Dan Villarreal (Pitt Linguistics)
An immense body of sociolinguistic research has demonstrated how social processes (from macrosocial structures to momentary identity performance) are reflected and reproduced in speakers' production and perception of individual linguistic variables. The approach of isolating individual variables for investigation, despite being clearly fruitful, misses two critical facts about language variation in actual use. First is variable co-occurrence: variables do not exist in isolation. In between tokens of the individual variable under investigation are numerous socially meaningful variables (some in structurally related changes) that may mediate or change the social meanings of the studied variable. Second is researcher choice: the process by which we choose what to investigate may lead us to miss meaningful variation. The present study attempts to address these shortcomings using "bottom-up" methods to investigate Californian listeners' attitudes toward a multiplicity of co-occurring vowel variables, comparing these variables' influence on social meanings to previous research on California vowels.
To investigate this question, my co-author, James Grama, and I re-analyzed the results of my earlier matched-guise research on California English perceptions (Villarreal 2018). In that study, 97 Californian listeners rated excerpts from a cartoon-retell task (produced by 12 Californian speakers) on 12 attribute scales. Because stimuli were spontaneously produced (albeit all on the same topic), they all contained slightly different content and thus different vowel variables. Aside from the two vowels acoustically manipulated into guises (TRAP and GOOSE), all other vowel phonemes were left to vary naturally. The original analysis found that, despite substantial variance in attribute ratings overall, guise significantly affected three scales—suggesting stimuli contained additional socially meaningful variation that guise failed to capture.
To model this variation, we treated each stimulus as a "bag of features", mirroring "bag-ofwords" approaches to text corpora (Jurafsky & Martin 2022). These comprised vowel changes that are well-attested in California English (TRAP, DRESS, KIT, GOOSE, GOAT, LOT/THOUGHT), marginally attested (FOOT, STRUT), and largely unattested (FLEECE, FACE, PRICE). Vowels' F1 and F2 measurements were normalized and translated to discrete features using Atlas of North American English benchmarks (Labov, Ash & Boberg 2006). For each attribute, we used the Boruta algorithm (Kursa, Jankowski & Rudnicki 2010), via the Boruta package in R (Kursa & Rudnicki 2010), to determine which features influenced scale ratings.

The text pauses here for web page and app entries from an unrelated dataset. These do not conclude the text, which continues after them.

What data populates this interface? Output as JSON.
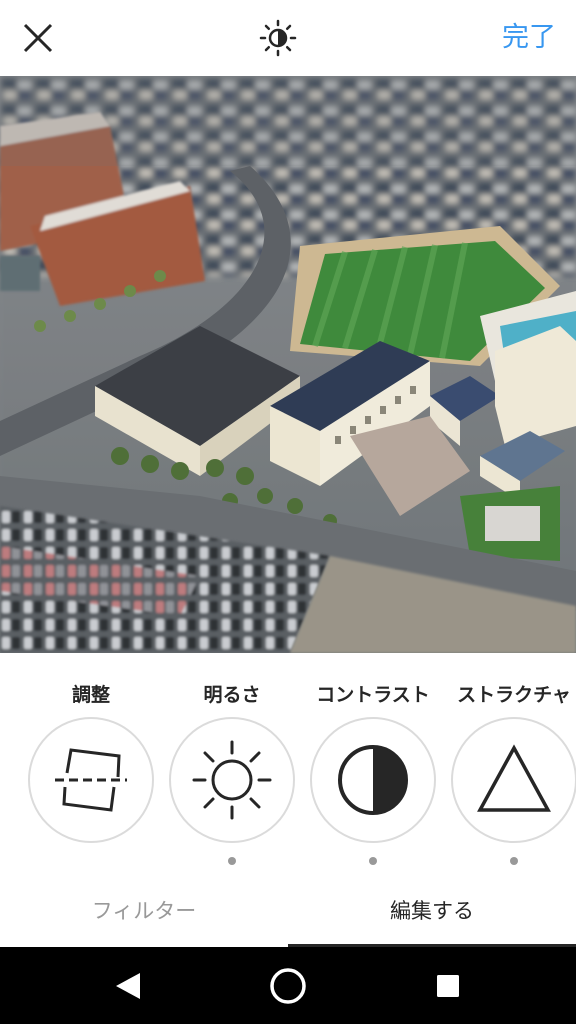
{
  "top_bar": {
    "close_icon": "close-icon",
    "lux_icon": "brightness-lux-icon",
    "done_label": "完了",
    "accent_color": "#3897f0"
  },
  "photo": {
    "description_icon": "photo-preview"
  },
  "tools": [
    {
      "label": "調整",
      "icon": "adjust-icon"
    },
    {
      "label": "明るさ",
      "icon": "brightness-icon"
    },
    {
      "label": "コントラスト",
      "icon": "contrast-icon"
    },
    {
      "label": "ストラクチャ",
      "icon": "structure-icon"
    }
  ],
  "tabs": {
    "filter_label": "フィルター",
    "edit_label": "編集する",
    "active": "edit"
  },
  "navbar": {
    "back_icon": "back-triangle-icon",
    "home_icon": "home-circle-icon",
    "recents_icon": "recents-square-icon"
  }
}
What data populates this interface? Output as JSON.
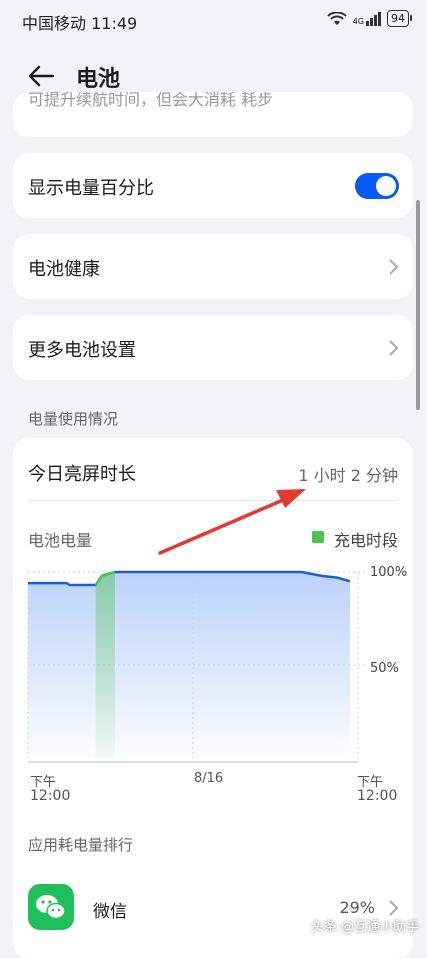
{
  "status": {
    "carrier": "中国移动",
    "time": "11:49",
    "network": "4G",
    "battery": "94"
  },
  "header": {
    "title": "电池"
  },
  "partial_card": {
    "text": "可提升续航时间，但会大消耗 耗步"
  },
  "settings": {
    "percentage_label": "显示电量百分比",
    "percentage_enabled": true,
    "health_label": "电池健康",
    "more_label": "更多电池设置"
  },
  "usage": {
    "section_title": "电量使用情况",
    "screen_time_label": "今日亮屏时长",
    "screen_time_value": "1 小时 2 分钟",
    "battery_level_label": "电池电量",
    "legend_charging": "充电时段"
  },
  "chart_data": {
    "type": "area",
    "title": "电池电量",
    "y_ticks": [
      "100%",
      "50%"
    ],
    "ylim": [
      0,
      100
    ],
    "x_ticks": [
      {
        "top": "下午",
        "bottom": "12:00"
      },
      {
        "top": "8/16",
        "bottom": ""
      },
      {
        "top": "下午",
        "bottom": "12:00"
      }
    ],
    "series": [
      {
        "name": "电池电量",
        "points": [
          [
            0,
            94
          ],
          [
            0.12,
            94
          ],
          [
            0.13,
            93
          ],
          [
            0.2,
            93
          ],
          [
            0.21,
            93
          ],
          [
            0.23,
            98
          ],
          [
            0.27,
            100
          ],
          [
            0.85,
            100
          ],
          [
            0.88,
            99
          ],
          [
            0.91,
            98
          ],
          [
            0.96,
            97
          ],
          [
            1.0,
            95
          ]
        ]
      }
    ],
    "charging_range": [
      0.21,
      0.27
    ],
    "colors": {
      "line": "#1a5fd6",
      "fill": "#bcd2fb",
      "charging": "#4cc44c"
    }
  },
  "ranking": {
    "section_title": "应用耗电量排行",
    "apps": [
      {
        "name": "微信",
        "percent": "29%",
        "icon": "wechat-icon"
      }
    ]
  },
  "watermark": "头条 @互通小助手"
}
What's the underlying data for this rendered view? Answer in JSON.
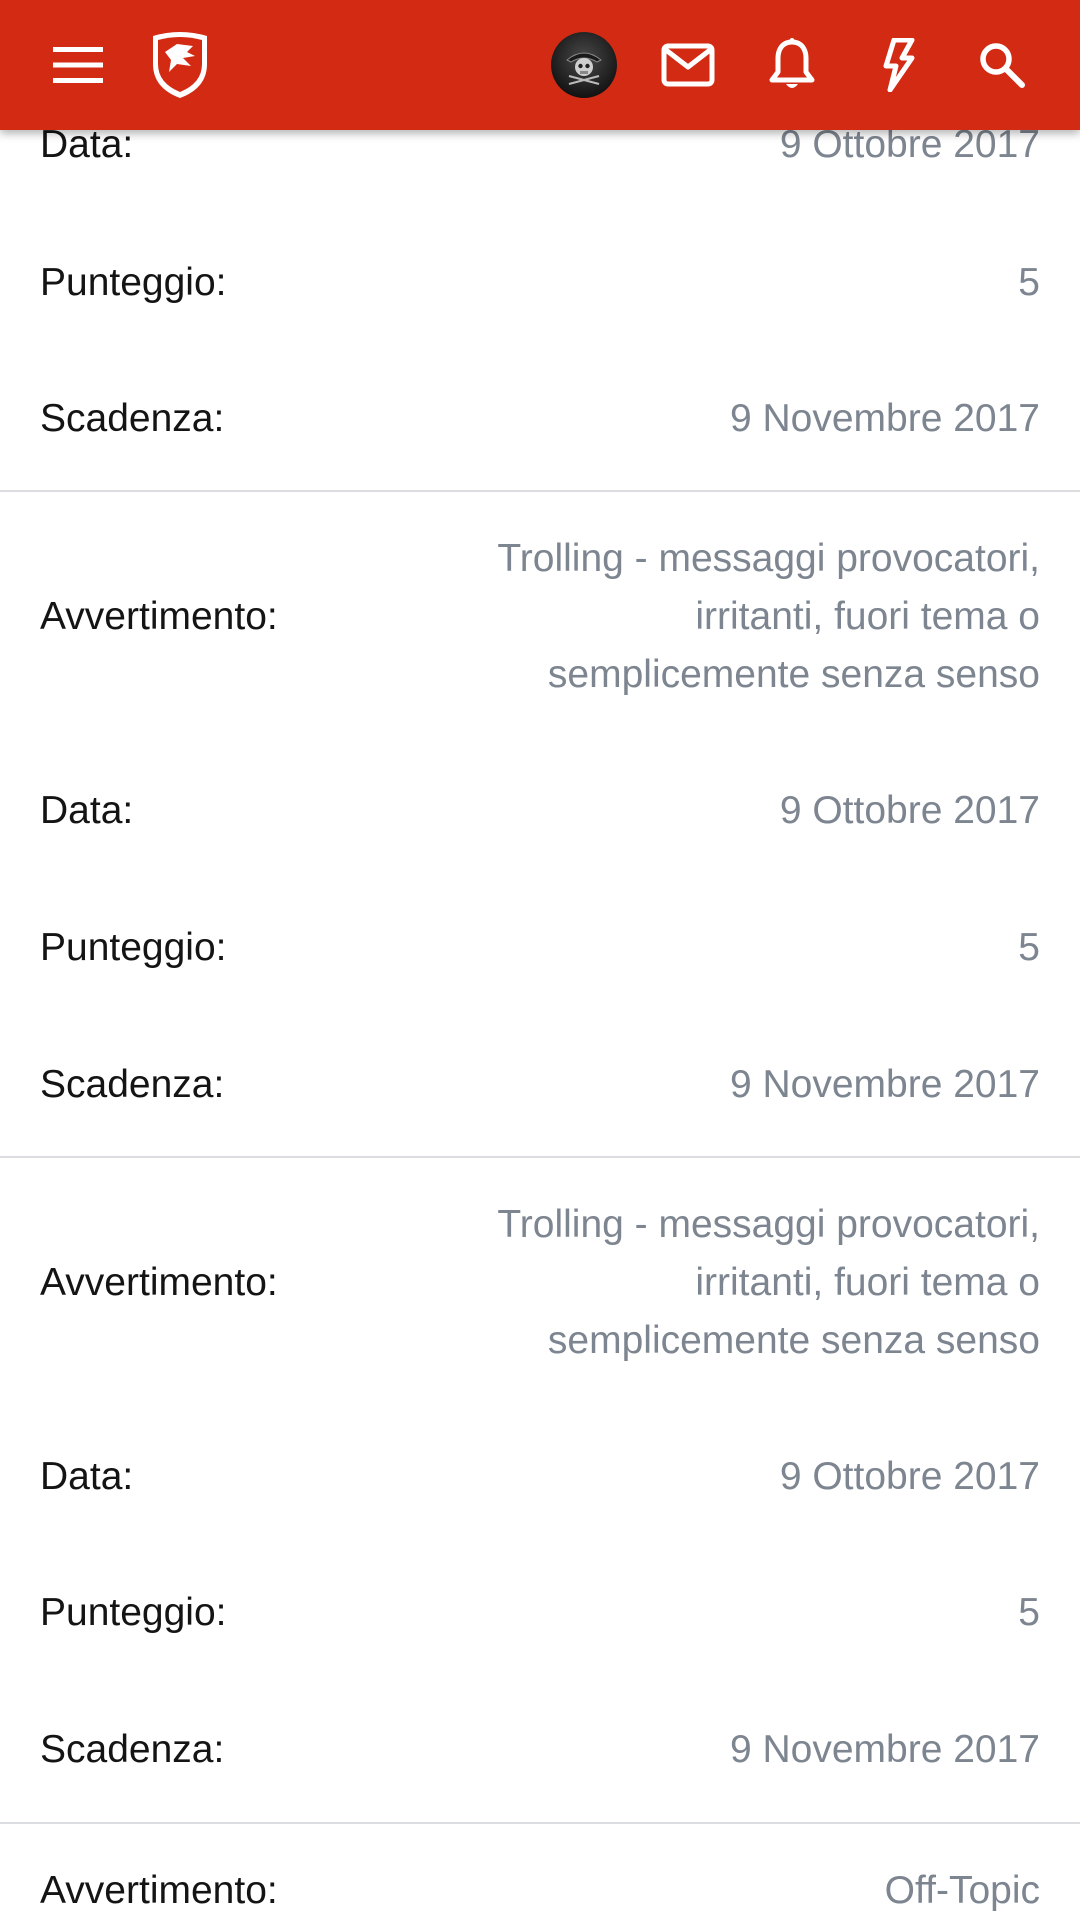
{
  "header": {
    "menu_icon": "menu-icon",
    "logo_icon": "shield-logo-icon",
    "avatar_icon": "pirate-avatar-icon",
    "mail_icon": "mail-icon",
    "bell_icon": "bell-icon",
    "bolt_icon": "bolt-icon",
    "search_icon": "search-icon",
    "accent_color": "#d22a13"
  },
  "warnings": [
    {
      "data_label": "Data:",
      "data_value": "9 Ottobre 2017",
      "score_label": "Punteggio:",
      "score_value": "5",
      "expiry_label": "Scadenza:",
      "expiry_value": "9 Novembre 2017"
    },
    {
      "warning_label": "Avvertimento:",
      "warning_value": "Trolling - messaggi provocatori, irritanti, fuori tema o semplicemente senza senso",
      "data_label": "Data:",
      "data_value": "9 Ottobre 2017",
      "score_label": "Punteggio:",
      "score_value": "5",
      "expiry_label": "Scadenza:",
      "expiry_value": "9 Novembre 2017"
    },
    {
      "warning_label": "Avvertimento:",
      "warning_value": "Trolling - messaggi provocatori, irritanti, fuori tema o semplicemente senza senso",
      "data_label": "Data:",
      "data_value": "9 Ottobre 2017",
      "score_label": "Punteggio:",
      "score_value": "5",
      "expiry_label": "Scadenza:",
      "expiry_value": "9 Novembre 2017"
    },
    {
      "warning_label": "Avvertimento:",
      "warning_value": "Off-Topic"
    }
  ]
}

This reanalysis revealed that vowels that are changing (or have changed) in California English did not necessarily impact social meanings more than those with marginal or no evidence of change. The most impactful variable, FOOT, is rarely investigated in California despite being structurally related to well-attested GOOSE and GOAT fronting; FLEECE, which is almost completely unattested as undergoing change, outranked several well-attested California English variables. In addition, despite the historical ordering of Low-Back-Merger Shift (Becker 2019) sound changes (TRAP then DRESS then KIT), TRAP and KIT impacted social meanings more than DRESS.
I argue that these findings reveal a need for greater attention to variable co-occurrence in modeling language variation. While variable co-occurrence is a known problem in sociolinguistics, actually accounting for it in practice is challenging. I suggest that bottom-up approaches like that described here can account for variable co-occurrence while mitigating the potential bias introduced by researcher choice.